The liability part of this one you need if you have a car. It’s mandated by law, and makes a lot of sense. This covers all damage to others, as long as it wasn’t intentional. And as with all types of German liability insurance, it doesn’t cover your car. So: if you rely on your car for your job we’d recommend a full-kasko (insure the full value of your car against basically everything), if it’s a non essential nice extra, then we’d recommend teil-kasko (pay for damages that you are responsible for yourself).

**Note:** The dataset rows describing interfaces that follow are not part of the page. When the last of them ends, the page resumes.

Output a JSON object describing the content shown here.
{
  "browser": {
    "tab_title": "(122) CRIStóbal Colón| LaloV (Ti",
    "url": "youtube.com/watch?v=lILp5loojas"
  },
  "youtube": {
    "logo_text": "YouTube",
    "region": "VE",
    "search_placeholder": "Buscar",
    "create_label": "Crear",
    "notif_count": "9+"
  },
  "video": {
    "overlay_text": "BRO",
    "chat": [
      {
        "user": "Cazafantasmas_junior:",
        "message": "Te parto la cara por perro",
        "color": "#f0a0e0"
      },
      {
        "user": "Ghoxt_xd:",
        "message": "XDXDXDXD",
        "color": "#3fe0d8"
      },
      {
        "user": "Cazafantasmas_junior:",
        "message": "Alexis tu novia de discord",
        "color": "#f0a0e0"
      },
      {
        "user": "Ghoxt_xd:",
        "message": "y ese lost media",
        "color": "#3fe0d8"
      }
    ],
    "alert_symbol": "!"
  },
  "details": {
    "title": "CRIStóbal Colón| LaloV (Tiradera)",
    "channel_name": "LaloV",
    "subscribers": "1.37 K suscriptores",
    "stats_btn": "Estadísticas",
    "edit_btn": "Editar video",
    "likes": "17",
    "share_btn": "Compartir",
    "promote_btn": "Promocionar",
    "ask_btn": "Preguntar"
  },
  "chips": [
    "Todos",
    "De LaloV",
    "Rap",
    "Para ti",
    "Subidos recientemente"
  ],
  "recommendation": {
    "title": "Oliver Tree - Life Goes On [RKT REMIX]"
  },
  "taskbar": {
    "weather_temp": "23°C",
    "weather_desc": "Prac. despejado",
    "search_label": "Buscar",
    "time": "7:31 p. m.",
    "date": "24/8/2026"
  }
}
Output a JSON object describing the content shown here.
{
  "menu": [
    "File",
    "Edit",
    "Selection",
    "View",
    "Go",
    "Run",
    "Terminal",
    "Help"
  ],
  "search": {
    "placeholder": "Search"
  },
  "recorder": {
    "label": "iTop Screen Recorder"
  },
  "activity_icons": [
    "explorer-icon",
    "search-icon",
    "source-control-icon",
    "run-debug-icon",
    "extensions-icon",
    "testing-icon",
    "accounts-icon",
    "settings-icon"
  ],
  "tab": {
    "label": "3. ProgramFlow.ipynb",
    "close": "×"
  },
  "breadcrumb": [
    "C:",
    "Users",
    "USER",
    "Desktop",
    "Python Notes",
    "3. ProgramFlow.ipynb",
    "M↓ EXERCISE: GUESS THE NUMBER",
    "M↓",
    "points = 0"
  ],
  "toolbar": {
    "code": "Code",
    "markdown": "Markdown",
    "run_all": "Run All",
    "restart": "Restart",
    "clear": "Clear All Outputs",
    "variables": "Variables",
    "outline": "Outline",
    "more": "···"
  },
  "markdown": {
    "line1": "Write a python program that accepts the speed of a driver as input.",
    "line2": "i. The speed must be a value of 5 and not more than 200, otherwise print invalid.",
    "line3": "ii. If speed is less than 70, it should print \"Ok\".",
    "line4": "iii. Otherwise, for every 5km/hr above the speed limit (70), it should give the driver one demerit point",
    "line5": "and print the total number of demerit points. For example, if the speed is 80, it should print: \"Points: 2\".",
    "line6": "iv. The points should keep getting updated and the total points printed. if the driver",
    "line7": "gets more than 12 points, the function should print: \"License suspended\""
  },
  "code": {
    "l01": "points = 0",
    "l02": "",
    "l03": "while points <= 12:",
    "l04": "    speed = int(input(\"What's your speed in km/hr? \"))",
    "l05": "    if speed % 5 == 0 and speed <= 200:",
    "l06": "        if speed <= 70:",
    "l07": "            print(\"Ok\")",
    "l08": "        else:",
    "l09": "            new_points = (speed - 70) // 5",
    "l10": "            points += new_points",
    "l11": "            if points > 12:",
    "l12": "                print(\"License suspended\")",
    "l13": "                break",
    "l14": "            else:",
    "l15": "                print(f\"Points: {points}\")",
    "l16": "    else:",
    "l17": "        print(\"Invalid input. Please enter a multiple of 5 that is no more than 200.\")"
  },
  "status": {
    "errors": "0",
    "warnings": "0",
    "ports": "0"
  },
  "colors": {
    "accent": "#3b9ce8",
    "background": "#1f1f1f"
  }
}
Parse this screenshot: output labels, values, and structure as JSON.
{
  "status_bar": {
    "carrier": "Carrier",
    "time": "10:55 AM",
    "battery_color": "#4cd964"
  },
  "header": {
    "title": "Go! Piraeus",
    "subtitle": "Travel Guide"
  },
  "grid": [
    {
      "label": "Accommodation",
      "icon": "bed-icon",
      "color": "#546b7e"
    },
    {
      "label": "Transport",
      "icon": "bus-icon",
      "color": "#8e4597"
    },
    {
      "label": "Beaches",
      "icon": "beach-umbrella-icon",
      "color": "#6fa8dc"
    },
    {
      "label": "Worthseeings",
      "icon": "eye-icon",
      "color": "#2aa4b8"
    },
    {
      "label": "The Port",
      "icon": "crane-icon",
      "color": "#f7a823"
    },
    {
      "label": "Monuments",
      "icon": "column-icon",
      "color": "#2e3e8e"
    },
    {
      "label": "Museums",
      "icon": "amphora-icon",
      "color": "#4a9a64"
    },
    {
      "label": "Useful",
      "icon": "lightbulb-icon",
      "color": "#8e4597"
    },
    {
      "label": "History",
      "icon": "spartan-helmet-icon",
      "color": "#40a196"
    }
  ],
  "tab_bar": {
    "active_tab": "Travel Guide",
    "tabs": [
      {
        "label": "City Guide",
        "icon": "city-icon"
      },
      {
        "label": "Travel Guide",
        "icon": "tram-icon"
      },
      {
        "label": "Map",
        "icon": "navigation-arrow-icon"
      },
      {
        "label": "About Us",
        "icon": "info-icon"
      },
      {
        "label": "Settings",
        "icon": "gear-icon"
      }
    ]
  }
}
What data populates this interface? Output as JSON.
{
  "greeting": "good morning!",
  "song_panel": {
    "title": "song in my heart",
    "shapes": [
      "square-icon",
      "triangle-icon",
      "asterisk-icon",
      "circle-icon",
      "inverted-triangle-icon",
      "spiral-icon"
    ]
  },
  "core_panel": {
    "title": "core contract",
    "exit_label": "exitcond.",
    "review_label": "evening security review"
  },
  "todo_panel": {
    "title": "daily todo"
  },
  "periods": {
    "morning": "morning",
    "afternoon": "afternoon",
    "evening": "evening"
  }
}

In German this one is called “Berufsunfähigkeitsversicherung”, which means “if you’re unable to do your job insurance” but in one word. This one is great for surgeons, if they lose a finger and can’t perform surgery any more. Or for footballers if they break a leg in a way that can’t be fixed. For most knowledge based workers it rarely happens that you’re so injured that you can’t do your job — so it’s quite cheap. We’d only recommend it if you have people relying on you, or have a mortgage you need to cover for.
This one pays out if you die. So… it’s not really that useful for you personally. Rather it’s for the people that depend on you. So if you have any people depend financially on only you, then this one is also really important, and is also relatively cheap if you’re young. This one gets more expensive the older you get — but that isn’t really surprising is it!
The “Hausratversicherung” covers all the movable stuff in your house. This one is worth it if you have expensive items in the house. It can also optionally cover things like a laptop, and your bike. If you’re renting a place and don’t really own any expensive furniture, we’d recommend only covering your important items stand-alone if you want to cover them. E.g. get only a bike insurance, rather than a house insurance that also includes a bike insurance.
Depending on where you live, you’re also required by law to have a liability insurance for you dog and horse. Click here and scroll down to see if you need one.
Some jobs require additional insurance — e.g. architects, some medical jobs, lawyers, some jobs in middle management but also car-dealers and car mechanic. This is usually a job liability insurance.
Find out more
Hope this helps, and here is a free tool to give you a first quick check up: Basic Checkup Tool Link